Legendary rock photographer Bob Gruen will sign books at Two Old Hippies
WORDS John Pitcher
PHOTOGRAPHY Bob Gruen
Bob Gruen might have made a convincing slacker. As a young man, he had no real career path, no ambition. Sure, he enjoyed photography, and he loved rock ‘n’ roll. But that was it.
And that was enough. A card-carrying member of the Baby Boom Generation, Gruen came of age during the halcyon days of rock. He began going to concerts and visiting festivals like Woodstock. He struck up friendships with musicians. Once he started focusing his beloved camera lens on his favorite stars, everyone, including the rockers, took notice. Turns out Gruen had a knack for revealing rock ‘n’ roll’s soul.
“I was never nervous around rock stars, so they weren’t nervous around me,” Gruen tells Nashville Arts Magazine. “Consequently, they could relax and be themselves, and that resulted in some great photos.” Nashvillians will get the chance to see many of these photos for themselves on September 13 from 5 to 6:30 p.m., when Gruen makes a stop at Two Old Hippies to sign some of his most popular photography books. Gruen was chief photographer for Rock Scene Magazine in the 1970s, and during his tenure he chronicled many of rock’s signature stars.
Traveling the rock circuit, he photographed major acts like Led Zeppelin, The Who, David Bowie, Tina Turner, Elton John, Aerosmith, Kiss, and Alice Cooper. He was also on hand to document emerging punk and new-wave bands like the New York Dolls, Sex Pistols, The Clash, Ramones, Patti Smith, and Blondie. His photo of Sid Vicious eating a hotdog, with globs of mustard smeared around his mouth like a yellow goatee, is now part of the permanent collection of the National Portrait Gallery in London.
Without question, Gruen’s most important photographs were of John Lennon. He met the ex-Beatle in 1971, shortly after Lennon and Yoko Ono moved to New York City. Lennon, himself a gifted visual artist, admired Gruen’s photographs. He also liked Gruen’s easygoing manner. Before long, they were fast friends.
Their closeness produced some of rock’s most iconic photographs. Gruen took the famed photo of Lennon wearing his “New York City” T-shirt. He also took an equally renowned photo of Lennon giving the peace sign in front of the Statue of Liberty.
“I talked John into taking that photo around the time the government was trying to deport him,” Gruen says. “That photo became a symbol of peace and liberty.”
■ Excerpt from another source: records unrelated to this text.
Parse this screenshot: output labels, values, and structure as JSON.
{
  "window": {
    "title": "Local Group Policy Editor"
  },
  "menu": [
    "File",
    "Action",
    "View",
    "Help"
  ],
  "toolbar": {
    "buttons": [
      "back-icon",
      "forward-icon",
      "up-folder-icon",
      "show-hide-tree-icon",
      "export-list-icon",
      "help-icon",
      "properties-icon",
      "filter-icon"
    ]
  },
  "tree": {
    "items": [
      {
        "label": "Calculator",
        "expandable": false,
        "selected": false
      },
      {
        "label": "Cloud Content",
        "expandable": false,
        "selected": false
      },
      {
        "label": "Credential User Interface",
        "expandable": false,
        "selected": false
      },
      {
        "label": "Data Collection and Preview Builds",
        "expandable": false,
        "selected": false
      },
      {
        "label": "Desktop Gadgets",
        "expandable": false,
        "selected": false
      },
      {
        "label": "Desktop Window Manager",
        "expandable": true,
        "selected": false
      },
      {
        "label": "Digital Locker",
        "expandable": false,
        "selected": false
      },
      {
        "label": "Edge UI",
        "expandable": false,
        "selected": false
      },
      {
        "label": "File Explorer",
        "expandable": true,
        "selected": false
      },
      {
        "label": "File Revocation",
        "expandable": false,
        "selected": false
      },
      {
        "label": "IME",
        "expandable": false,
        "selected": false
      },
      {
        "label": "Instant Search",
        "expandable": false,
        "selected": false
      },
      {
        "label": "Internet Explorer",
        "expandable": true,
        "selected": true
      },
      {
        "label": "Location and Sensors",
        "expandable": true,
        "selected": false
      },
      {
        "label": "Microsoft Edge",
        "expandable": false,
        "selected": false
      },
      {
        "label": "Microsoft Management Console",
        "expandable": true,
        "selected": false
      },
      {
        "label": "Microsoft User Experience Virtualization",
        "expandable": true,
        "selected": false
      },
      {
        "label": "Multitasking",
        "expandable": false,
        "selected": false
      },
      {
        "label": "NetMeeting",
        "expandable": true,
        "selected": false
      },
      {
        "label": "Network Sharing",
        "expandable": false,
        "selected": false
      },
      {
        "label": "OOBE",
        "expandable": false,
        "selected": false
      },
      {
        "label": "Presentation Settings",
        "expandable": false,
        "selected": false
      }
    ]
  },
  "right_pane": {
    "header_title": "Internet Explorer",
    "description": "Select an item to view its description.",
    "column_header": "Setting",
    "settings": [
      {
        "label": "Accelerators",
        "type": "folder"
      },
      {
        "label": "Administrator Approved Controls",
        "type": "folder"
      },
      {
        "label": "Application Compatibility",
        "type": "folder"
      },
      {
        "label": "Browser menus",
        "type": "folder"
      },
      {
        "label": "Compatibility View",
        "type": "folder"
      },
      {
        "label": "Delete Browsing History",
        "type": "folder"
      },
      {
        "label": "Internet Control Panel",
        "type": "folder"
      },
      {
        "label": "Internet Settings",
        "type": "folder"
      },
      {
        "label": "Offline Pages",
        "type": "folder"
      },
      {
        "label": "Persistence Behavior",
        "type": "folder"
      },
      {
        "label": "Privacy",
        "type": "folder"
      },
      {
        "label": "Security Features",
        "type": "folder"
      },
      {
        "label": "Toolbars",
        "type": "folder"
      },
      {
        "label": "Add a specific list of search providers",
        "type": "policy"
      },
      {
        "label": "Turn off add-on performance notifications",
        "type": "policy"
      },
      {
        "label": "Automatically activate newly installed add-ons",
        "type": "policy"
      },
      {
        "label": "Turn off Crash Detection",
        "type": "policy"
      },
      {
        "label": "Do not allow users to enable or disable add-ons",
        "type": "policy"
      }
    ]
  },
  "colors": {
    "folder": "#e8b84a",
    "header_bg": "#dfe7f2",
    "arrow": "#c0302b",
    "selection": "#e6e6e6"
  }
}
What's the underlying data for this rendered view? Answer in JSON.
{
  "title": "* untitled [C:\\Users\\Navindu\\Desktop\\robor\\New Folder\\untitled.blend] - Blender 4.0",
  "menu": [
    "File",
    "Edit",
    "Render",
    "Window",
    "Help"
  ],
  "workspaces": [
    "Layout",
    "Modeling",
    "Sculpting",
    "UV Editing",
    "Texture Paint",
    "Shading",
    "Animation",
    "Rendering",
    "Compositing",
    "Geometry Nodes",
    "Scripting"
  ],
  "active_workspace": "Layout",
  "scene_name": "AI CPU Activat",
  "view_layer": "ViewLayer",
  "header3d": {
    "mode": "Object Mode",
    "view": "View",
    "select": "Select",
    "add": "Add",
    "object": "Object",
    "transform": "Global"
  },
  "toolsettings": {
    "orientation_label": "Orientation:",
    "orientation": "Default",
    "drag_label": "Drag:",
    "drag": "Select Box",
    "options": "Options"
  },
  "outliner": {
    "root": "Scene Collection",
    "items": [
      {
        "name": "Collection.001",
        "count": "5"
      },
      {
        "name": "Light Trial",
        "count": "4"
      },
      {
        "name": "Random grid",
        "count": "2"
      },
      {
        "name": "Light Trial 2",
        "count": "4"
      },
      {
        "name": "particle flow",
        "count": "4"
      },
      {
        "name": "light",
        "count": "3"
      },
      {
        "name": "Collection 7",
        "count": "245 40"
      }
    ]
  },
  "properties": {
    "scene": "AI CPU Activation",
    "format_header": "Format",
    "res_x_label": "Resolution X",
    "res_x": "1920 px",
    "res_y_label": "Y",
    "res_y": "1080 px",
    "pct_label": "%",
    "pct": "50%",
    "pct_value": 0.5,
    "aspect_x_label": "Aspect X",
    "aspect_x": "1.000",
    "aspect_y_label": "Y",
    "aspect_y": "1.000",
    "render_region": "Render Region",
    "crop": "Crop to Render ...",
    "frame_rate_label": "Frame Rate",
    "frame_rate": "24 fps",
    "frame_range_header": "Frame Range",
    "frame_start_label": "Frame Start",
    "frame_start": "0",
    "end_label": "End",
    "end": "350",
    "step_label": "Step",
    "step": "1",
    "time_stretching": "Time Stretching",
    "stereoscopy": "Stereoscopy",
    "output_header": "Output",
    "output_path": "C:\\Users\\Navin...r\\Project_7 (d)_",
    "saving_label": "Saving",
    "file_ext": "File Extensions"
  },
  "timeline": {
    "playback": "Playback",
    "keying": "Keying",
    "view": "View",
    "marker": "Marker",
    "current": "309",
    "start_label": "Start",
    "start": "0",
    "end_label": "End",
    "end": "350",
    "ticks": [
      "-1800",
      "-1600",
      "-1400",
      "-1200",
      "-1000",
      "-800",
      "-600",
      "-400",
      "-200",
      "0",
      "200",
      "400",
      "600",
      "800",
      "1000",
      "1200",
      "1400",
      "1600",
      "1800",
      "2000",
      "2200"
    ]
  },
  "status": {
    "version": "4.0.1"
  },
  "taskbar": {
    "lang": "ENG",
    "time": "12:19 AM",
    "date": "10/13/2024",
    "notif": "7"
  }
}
Gruen’s long association with Lennon provided him with many fascinating insights into both the man and his legendary rock band. For decades, many Beatles fans have sought to assign blame for the group’s breakup. They’ve pointed fingers at Yoko Ono and Paul McCartney. Gruen believes the dissolution was natural and inevitable.
“John and I were walking in Central Park one day when a group of people called out, ‘When are you going to bring back the Beatles?’” Gruen recalls. “John immediately replied, ‘When are you going back to high school?’ The Beatles was John Lennon’s high school project with Paul McCartney. They grew up, got married, and went their separate ways. That’s life.”
Gruen will sign some of his most popular photography books on September 13 from 5 to 6:30 p.m. at Two Old Hippies. For more information, visit www.twooldhippies.com. See more of Gruen’s photographs at www.bobgruen.com.